Photo by Susan Latham
Replica of Wright 1900 Aircraft
The scientists and engineers of tomorrow are working with today's engineers
and technicians to retrace the steps of the Wright Brothers.
A full scale replica of the Wright's 1900 aircraft has been built
in a joint effort
between the Orono Middle School of Orono, Maine, and the NASA Glenn
Research Center in Cleveland, Ohio.
The aircraft is to be used as a traveling exhibit, an educational tool,
and eventually as a fixed exhibit at the Glenn Visitor Information Center.
In 2003, the world will celebrate the 100th anniversary of the first flight
of the Wright Brothers'
In reality, the brothers had been flying
and learning to fly for several years before. They first arrived at
Kitty Hawk in
with an aircraft that was flown mostly as an un-piloted
Here's a picture taken in 1900 of the aircraft in flight.
They had come to Kitty Hawk to test out their ideas concerning the

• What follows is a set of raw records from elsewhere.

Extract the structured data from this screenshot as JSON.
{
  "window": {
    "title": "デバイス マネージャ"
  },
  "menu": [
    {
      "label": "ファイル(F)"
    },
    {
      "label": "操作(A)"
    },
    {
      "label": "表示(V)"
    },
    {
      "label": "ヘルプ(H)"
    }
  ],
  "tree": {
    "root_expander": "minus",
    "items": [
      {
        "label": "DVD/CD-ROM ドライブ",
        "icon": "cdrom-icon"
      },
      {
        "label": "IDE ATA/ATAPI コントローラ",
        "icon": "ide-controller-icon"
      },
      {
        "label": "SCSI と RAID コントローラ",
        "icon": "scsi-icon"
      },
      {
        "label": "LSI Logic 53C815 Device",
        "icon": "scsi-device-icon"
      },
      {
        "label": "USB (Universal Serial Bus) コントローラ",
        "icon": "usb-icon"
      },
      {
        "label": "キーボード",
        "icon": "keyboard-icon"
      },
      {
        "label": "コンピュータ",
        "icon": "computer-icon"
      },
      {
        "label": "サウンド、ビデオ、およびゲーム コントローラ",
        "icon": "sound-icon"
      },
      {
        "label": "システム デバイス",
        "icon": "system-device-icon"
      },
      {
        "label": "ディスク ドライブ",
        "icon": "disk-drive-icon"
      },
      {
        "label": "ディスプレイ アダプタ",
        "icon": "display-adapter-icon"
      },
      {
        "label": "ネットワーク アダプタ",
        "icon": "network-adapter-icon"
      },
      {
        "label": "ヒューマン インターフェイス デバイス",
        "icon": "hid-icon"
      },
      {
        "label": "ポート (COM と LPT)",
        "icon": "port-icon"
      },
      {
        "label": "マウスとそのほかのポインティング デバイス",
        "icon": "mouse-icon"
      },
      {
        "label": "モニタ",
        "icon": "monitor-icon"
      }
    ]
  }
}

and maneuvering of an aircaft by
or twisting the wings in flight.
On the last day before heading back to Dayton, Ohio, Wilbur took his first
flight in this aircraft. All of the subsequent
looked like this aircraft, with two wings separated by struts and held together
with cables, with a stabilizer/elevator located in the front of the aircraft,
and with the pilot lying on the lower wing.
During the winter of 2000, the 6th grade science students at Orono Middle School,
built a full scale replica of the Wright's 1900
aircraft. Led by their teacher, Richard Glueck, the students shaped the
wing ribs, connected them to the wing spars, sewed on the wing covering, built
the struts, and put the aircraft together.
Here is a picture of a spar and rib.
Just like the Wright brothers, the students flew their aircraft as a kite,
as shown at the top of this page. After the flight attempts, the kite was
disassembled and the struts were given to the students as a memento. Mr
Glueck then offered the wings of the replica to NASA and the
Centennial of Flight Commission.
In late May of 2001, the wings arrived at the NASA Glenn Research Center.
Technicians in Glenn's Prototyping and Outsourcing Branch reconstructed the
aircraft to replace the struts and incorporate the wing warping used by the
Wright brothers. The various stages of the reconstruction are shown in the photo
gallery. The completed aircraft is shown in this photo:
The aircraft is currently being used as a traveling exhibit. It was
at the Ohio Society for the Elevation of Kites (OSEK)
free fly on July 8, 2001. It has been
at the Congressional
Centennial of Flight Booth at the AirVenture Airshow in Oshkosh, Wisconsin,
in late July, 2001.
and at the Cleveland Airshow, Sept 1-3, 2001.
The aircraft is also used for educational purposes. The aircraft has been
rigged to illustrate the Wright brothers' wing warping technique for
roll control. To demonstrate this
technique and other fundamentals of aerodynamics,
engineers at NASA Glenn will attempt to fly
the aircraft at the NASA Glenn
of the performance of the aircraft indicate that sustained winds of 15-20
mph are necessary to
the weight of the aircraft. On the
to fly the kite, we only had sustained winds of 8-10 mph with gusts
to 20 mph. During the gusts, the plane would lift, but not long enough to
truly fly. We are currently (Aug 30, 2001) waiting for the higher winds
of autumn to try again. On September 14, 2001, we will be conducting a
from the NASA Glenn Hangar showing the aircraft and recent results.
- Re-Living the Wright Way
- Beginner's Guide to Aeronautics
- NASA Home Page